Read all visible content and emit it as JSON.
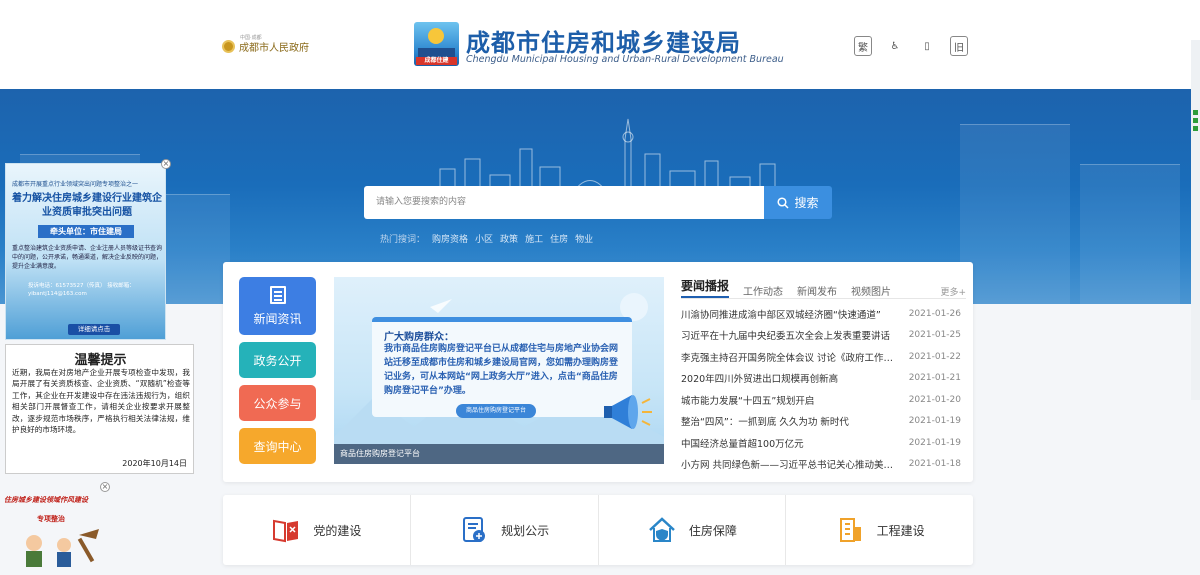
{
  "header": {
    "gov_logo_text": "成都市人民政府",
    "gov_logo_small": "中国·成都",
    "brand_title": "成都市住房和城乡建设局",
    "brand_subtitle": "Chengdu Municipal Housing and Urban-Rural Development Bureau",
    "brand_logo_tag": "成都住建",
    "tools": [
      "繁",
      "♿",
      "▯",
      "旧"
    ]
  },
  "search": {
    "placeholder": "请输入您要搜索的内容",
    "button_label": "搜索",
    "hot_label": "热门搜词：",
    "hot_words": [
      "购房资格",
      "小区",
      "政策",
      "施工",
      "住房",
      "物业"
    ]
  },
  "side_nav": {
    "items": [
      "新闻资讯",
      "政务公开",
      "公众参与",
      "查询中心"
    ]
  },
  "slide": {
    "heading": "广大购房群众：",
    "body": "我市商品住房购房登记平台已从成都住宅与房地产业协会网站迁移至成都市住房和城乡建设局官网，您如需办理购房登记业务，可从本网站“网上政务大厅”进入，点击“商品住房购房登记平台”办理。",
    "chip": "商品住房购房登记平台",
    "caption": "商品住房购房登记平台"
  },
  "news": {
    "tabs": [
      "要闻播报",
      "工作动态",
      "新闻发布",
      "视频图片"
    ],
    "more": "更多+",
    "items": [
      {
        "title": "川渝协同推进成渝中部区双城经济圈“快速通道”",
        "date": "2021-01-26"
      },
      {
        "title": "习近平在十九届中央纪委五次全会上发表重要讲话",
        "date": "2021-01-25"
      },
      {
        "title": "李克强主持召开国务院全体会议 讨论《政府工作报告》",
        "date": "2021-01-22"
      },
      {
        "title": "2020年四川外贸进出口规模再创新高",
        "date": "2021-01-21"
      },
      {
        "title": "城市能力发展“十四五”规划开启",
        "date": "2021-01-20"
      },
      {
        "title": "整治“四风”：一抓到底 久久为功 新时代",
        "date": "2021-01-19"
      },
      {
        "title": "中国经济总量首超100万亿元",
        "date": "2021-01-19"
      },
      {
        "title": "小方网 共同绿色新——习近平总书记关心推动美丽中国",
        "date": "2021-01-18"
      }
    ]
  },
  "services": [
    {
      "label": "党的建设",
      "icon": "party-book-icon",
      "color": "#d63a2f"
    },
    {
      "label": "规划公示",
      "icon": "plan-document-icon",
      "color": "#2a6fc7"
    },
    {
      "label": "住房保障",
      "icon": "house-shield-icon",
      "color": "#2a86c8"
    },
    {
      "label": "工程建设",
      "icon": "building-icon",
      "color": "#f0a22a"
    }
  ],
  "ad": {
    "line1": "成都市开展重点行业领域突出问题专项整治之一",
    "line2": "着力解决住房城乡建设行业建筑企业资质审批突出问题",
    "lead": "牵头单位：市住建局",
    "body": "重点整治建筑企业资质申请、企业注册人员等级证书查询中的问题，公开承诺，畅通渠道，解决企业反映的问题，提升企业满意度。",
    "contact": "投诉电话：61573527（传真）\n接收邮箱：yibantj114@163.com",
    "detail": "详细请点击"
  },
  "notice": {
    "title": "温馨提示",
    "body": "近期，我局在对房地产企业开展专项检查中发现，我局开展了有关资质核查、企业资质、“双随机”检查等工作，其企业在开发建设中存在违法违规行为，组织相关部门开展督查工作，请相关企业按要求开展整改，逐步规范市场秩序，严格执行相关法律法规，维护良好的市场环境。",
    "date": "2020年10月14日"
  },
  "promo": {
    "title": "住房城乡建设领域作风建设",
    "subtitle": "专项整治"
  },
  "colors": {
    "brand_blue": "#1d5ea9",
    "banner_blue": "#1a6dba",
    "search_button": "#3b8fe0",
    "side_news": "#3d7ee3",
    "side_gov": "#25b2b9",
    "side_public": "#f06a53",
    "side_query": "#f6a82c"
  }
}
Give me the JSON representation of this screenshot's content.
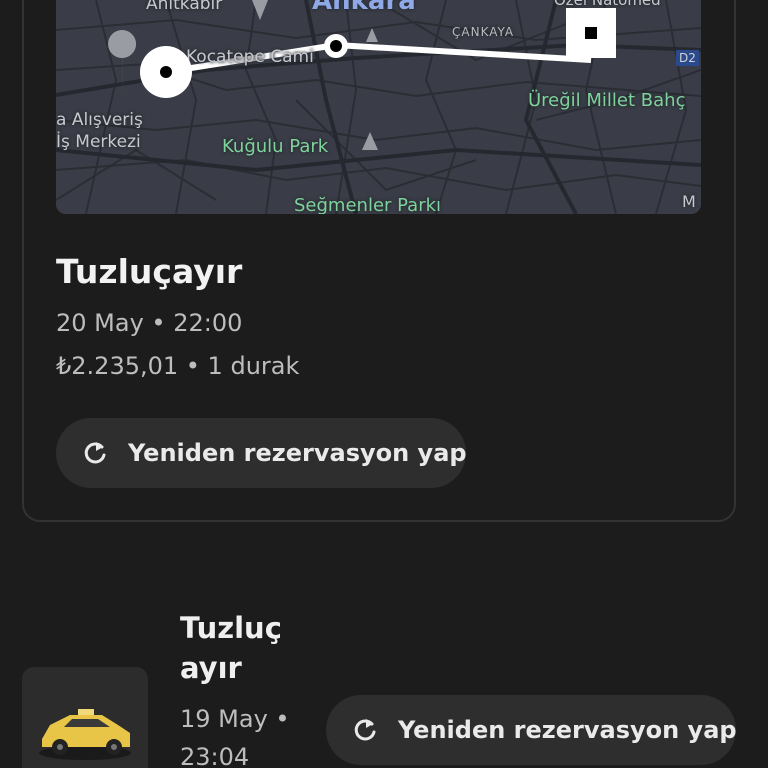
{
  "map": {
    "labels": {
      "anitkabir": "Anıtkabir",
      "ankara": "Ankara",
      "ozel": "Özel Natomed",
      "cankaya": "ÇANKAYA",
      "kocatepe": "Kocatepe Cami",
      "d2": "D2",
      "uregil": "Üreğil Millet Bahç",
      "alisveris": "a Alışveriş",
      "merkezi": "İş Merkezi",
      "kugulu": "Kuğulu Park",
      "segmenler": "Seğmenler Parkı",
      "m": "M"
    }
  },
  "trips": [
    {
      "destination": "Tuzluçayır",
      "datetime": "20 May • 22:00",
      "price_stops": "₺2.235,01 • 1 durak",
      "rebook_label": "Yeniden rezervasyon yap"
    },
    {
      "destination_line1": "Tuzluç",
      "destination_line2": "ayır",
      "date_line1": "19 May •",
      "date_line2": "23:04",
      "rebook_label": "Yeniden rezervasyon yap"
    }
  ],
  "icons": {
    "rebook": "refresh-icon",
    "vehicle": "taxi-car-icon",
    "pin_start": "route-start-icon",
    "pin_stop": "route-stop-icon",
    "pin_end": "route-end-icon"
  },
  "colors": {
    "background": "#1c1c1c",
    "card_border": "#333333",
    "map_bg": "#3a3d47",
    "route": "#ffffff",
    "park_label": "#7ed39c",
    "button_bg": "#2e2e2e",
    "taxi": "#e8c547"
  }
}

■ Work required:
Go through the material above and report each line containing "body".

■ Result of the task:
    "body": "我市商品住房购房登记平台已从成都住宅与房地产业协会网站迁移至成都市住房和城乡建设局官网，您如需办理购房登记业务，可从本网站“网上政务大厅”进入，点击“商品住房购房登记平台”办理。",
    "body": "重点整治建筑企业资质申请、企业注册人员等级证书查询中的问题，公开承诺，畅通渠道，解决企业反映的问题，提升企业满意度。",
    "body": "近期，我局在对房地产企业开展专项检查中发现，我局开展了有关资质核查、企业资质、“双随机”检查等工作，其企业在开发建设中存在违法违规行为，组织相关部门开展督查工作，请相关企业按要求开展整改，逐步规范市场秩序，严格执行相关法律法规，维护良好的市场环境。",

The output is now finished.